There are a few things that you can do at the outset that will not only save you time later on, but increase your likelihood of a successful crowdfunding campaign

What is the common thread that runs through all successful Spacehive campaigns? In our opinion it’s that the project creators took the time to plan their project and make it appear as best as possible on the page, before then planning the launch of their crowdfunding campaign.

We really can’t emphasise this enough: if you prepare well and take a proactive approach to the crowdfunding campaign, your chance of success is exponentially higher. Here are some of the main things that we recommend you consider:

Research your budget

How much money do you need? Are you raising the full budget or a portion of it? Do you have a suitable contingency? Avoid later headaches by doing your research, and be as transparent and as accurate as you can. Supporters will appreciate it.

Gain permission to deliver your project

The majority of our projects take place in shared spaces that require permission from the landowner, or even local authority. If this is relevant to your project, then consider who owns the land, and who will maintain it once delivered, to see if additional permissions will be required.

Map out your networks

Spacehive is not a magical source of money. Funding comes from a variety of sources – your friends and colleagues, your broader social or business networks, and, if your project does well, people in your area will start to notice it. It’s up to you to build that momentum for your project and ensure that the word spreads – it won’t happen automatically. Start mapping your crowd and get an idea of where backers are likely to come from, and how much money you think you can raise from them.

To help you with this, we have a crowd calculator that you can use to estimate the money available from your community and beyond. This will help you to…

Choose the right fundraising goal

Once you’ve researched your budget and considered your reach, you’re ready to set your funding goal. Because funding is all-or-nothing, you’ll only collect what you raise if you hit your target, so make sure it feels realistic. Think about out how much money you need to complete your project as promised (while considering how much funding you think you can realistically generate), and select an amount close to that. Remember that you can add any additional items that would make your core project even bigger and better to either your Wish List, for in kind contributions, or as Overfunding targets.

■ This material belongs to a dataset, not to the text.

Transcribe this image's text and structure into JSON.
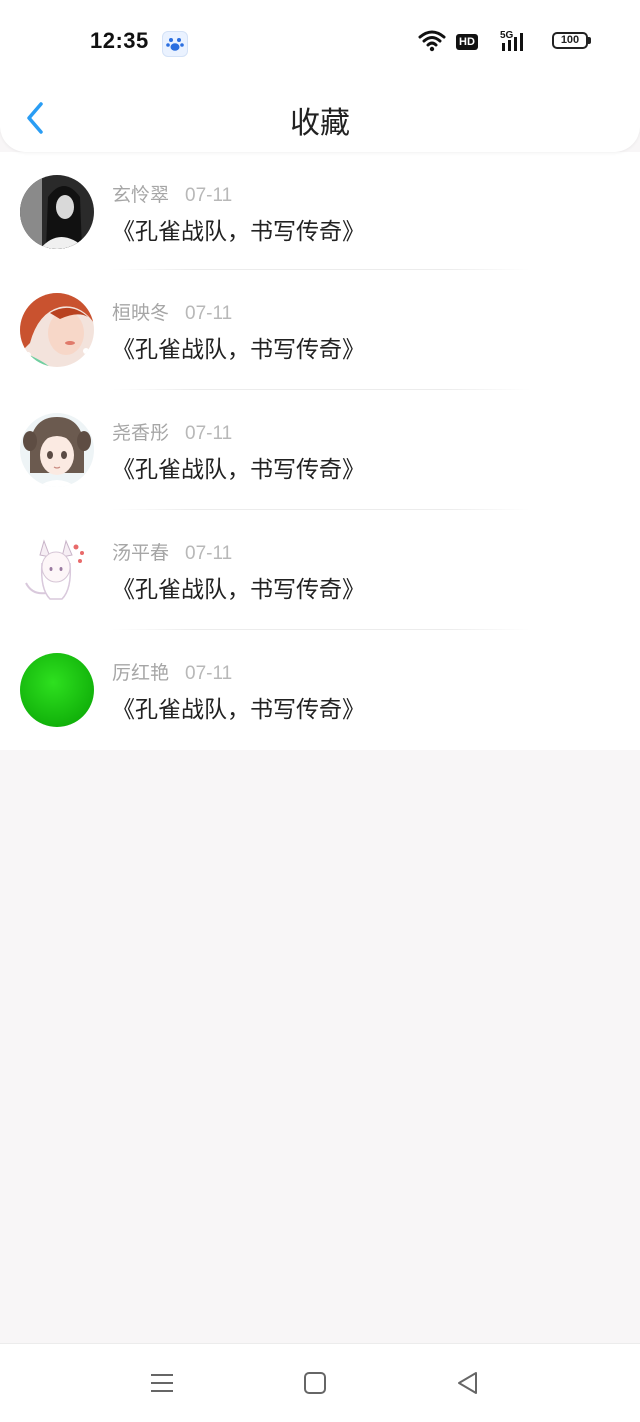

What’s Overfunding? What’s a Wish List?

Set an appropriate campaign length

Funding can last anywhere from one to 365 days, however a longer duration is not necessarily better.

Short projects that prepare well for their campaign, and push hard during it, tend to do better because they create a sense of excitement and urgency. Longer projects tend to encourage procrastination and lose momentum.

It’s up to you to find that sweet spot; short enough to maintain interest and fill with activities and communications, long enough to give you the time you need to crowdfund.